The hunting handicap: costly signaling in human foraging strategies

  title={The hunting handicap: costly signaling in human foraging strategies},
  author={Rebecca Bliege Bird and Eric Alden Smith and Douglas W. Bird},
  journal={Behavioral Ecology and Sociobiology},
On page 5 of the HTML version, the following paragraph contains reference to figures in Table 2, but the numbers do not match the figures in the table. The paragraph should read: [Hunting season hunts] ...After a successful hunt, hunters could expect to obtain a per capita net return of 4922 kcal/h if they divided the turtle among themselves; however, all hunts during this season provision feasts, and hunters keep no share of the turtle they provide. Hunters deliver the turtle whole to the… 

On Prey Mobility, Prey Rank, and Foraging Goals

Abstract In their recent paper “In Pursuit of Mobile Prey,” Bird, Bliege-Bird, and Codding (2009) identify a negative relationship between body size and post-encounter returns among Martu prey in

Prestige and Prejudice: The Role of Long Distance Big Game Hunting as an Optimal Foraging Decision

Abstract Signaling theory has much to offer anthropology and archaeology, which is in part why there is an increasing number of applications and healthy debates surrounding how best to apply it. One

Hadza meat sharing.
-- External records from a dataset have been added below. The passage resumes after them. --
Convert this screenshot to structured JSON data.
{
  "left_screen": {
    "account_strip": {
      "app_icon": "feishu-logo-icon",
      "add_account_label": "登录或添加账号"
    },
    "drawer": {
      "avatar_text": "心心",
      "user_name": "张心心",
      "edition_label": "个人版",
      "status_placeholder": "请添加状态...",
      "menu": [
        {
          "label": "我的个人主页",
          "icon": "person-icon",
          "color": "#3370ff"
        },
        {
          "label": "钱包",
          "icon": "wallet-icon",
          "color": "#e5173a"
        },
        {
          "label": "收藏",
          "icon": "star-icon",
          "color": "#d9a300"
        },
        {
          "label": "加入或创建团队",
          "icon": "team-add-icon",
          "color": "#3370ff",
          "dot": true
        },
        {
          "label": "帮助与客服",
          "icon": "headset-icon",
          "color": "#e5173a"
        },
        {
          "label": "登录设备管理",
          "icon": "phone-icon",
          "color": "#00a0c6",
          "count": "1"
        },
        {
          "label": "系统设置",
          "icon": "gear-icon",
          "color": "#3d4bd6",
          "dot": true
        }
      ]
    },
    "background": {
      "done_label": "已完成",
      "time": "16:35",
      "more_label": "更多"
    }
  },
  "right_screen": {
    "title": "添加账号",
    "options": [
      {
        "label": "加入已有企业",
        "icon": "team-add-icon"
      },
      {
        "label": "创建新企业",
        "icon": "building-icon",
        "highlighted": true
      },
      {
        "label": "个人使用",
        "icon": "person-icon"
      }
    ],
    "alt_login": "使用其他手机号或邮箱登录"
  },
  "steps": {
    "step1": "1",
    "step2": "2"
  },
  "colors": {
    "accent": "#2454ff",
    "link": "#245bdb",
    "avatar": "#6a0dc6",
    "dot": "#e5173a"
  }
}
Constraints of knowing or constraints of growing?

Testing the prediction that children should reach adult levels of efficiency faster when foraging is cognitively simple finds no significant amount of variability in return rates and strong age-related effects on efficiency for shellfish collecting.

Seasonality in Primates: Human hunting seasonality

The utility of two approaches to understanding the relationship between seasonality and social behavior are explored: one attempts to use comparative ecological data across groups to explain differences in aspects of social and economic behavior such as mobility and land tenure decisions; the other examines how different individuals within a group may respond differently to resource seasonality.

gatherer foraging strategies − gender differences in hunter energy trade-offs and − Provisioning offspring and others : risk Supplementary data

This article cites 36 articles, 4 of which can be accessed free P<P Published online 12 January 2011 in advance of the print journal.

The Behavioral Ecology of Shellfish Gathering in Western Kiribati, Micronesia. 2: Patch Choice, Patch Sampling, and Risk

The prey choice model, previously applied among shellfish gatherers in Kiribati, Micronesia, has shown that they are foraging in a manner that matches the predictions of optimal foraging theory by

Is Meat Flavor a Factor in Hunters’ Prey Choice Decisions?

Behavioral research indicates that Mayangna and Miskito hunters in Nicaragua inconsistently pursue multiple prey types in the optimal diet set, and cognitive methods are used to investigate the hypothesis that these partial preferences are influenced by considerations of meat flavor.

Turtle hunting and tombstone opening. public generosity as costly signaling.

  • SmithBird
  • Economics
    Evolution and human behavior : official journal of the Human Behavior and Evolution Society
  • 2000



Turtle hunting and tombstone opening. public generosity as costly signaling.

  • SmithBird
  • Economics
    Evolution and human behavior : official journal of the Human Behavior and Evolution Society
  • 2000

Analyzing adaptive strategies: Human behavioral ecology at twenty‐five

Inweed, much of the horticultural work is done by women, a typical division of labor, but a satisfactory explanation for male-female division of work seen in foraging and forager-horticul-turalist societies has remained elusive.

Gifts given, gifts taken: The behavioral ecology of nonmarket, intragroup exchange

Behavioral ecologists combine evolutionary models of mechanism and ecological models of circumstance to analyze the origins and forms of intragroup exchange among social foragers, a category that

Food Transfers Among Hiwi Foragers of Venezuela: Tests of Reciprocity

Although food sharing has been observed in many traditional societies, we still do not have a deep understanding of how various ecological conditions produce variation in who gives and who receives

Mate selection-a selection for a handicap.

  • A. Zahavi
  • Psychology, Biology
    Journal of theoretical biology
  • 1975


  • R. Johnstone
  • Psychology, Biology
    Biological reviews of the Cambridge Philosophical Society
  • 1995
While some mating preferences did not originally evolve for adaptive reasons, others may or may not have done so, and a review of the published data reveals some support for the ideas of adaptive choice and honest advertisement.

Handicap signalling: when fecundity and viability do not add up

  • T. Getty
  • Environmental Science
    Animal Behaviour
  • 1998
Critical tests of the handicap hypothesis should establish that signallers of different quality are on a rising fitness ridge because of different cost-benefit trade-offs, and whether receivers are maximizing their fitness requires additional experiments.

Why Hunter-Gatherers Work: An Ancient Version of the Problem of Public Goods [and Comments and Reply]

People who hunt and gather for a living share some resources more widely than others. A favored hypothesis to explain the differential sharing is that giving up portions of large, unpredictable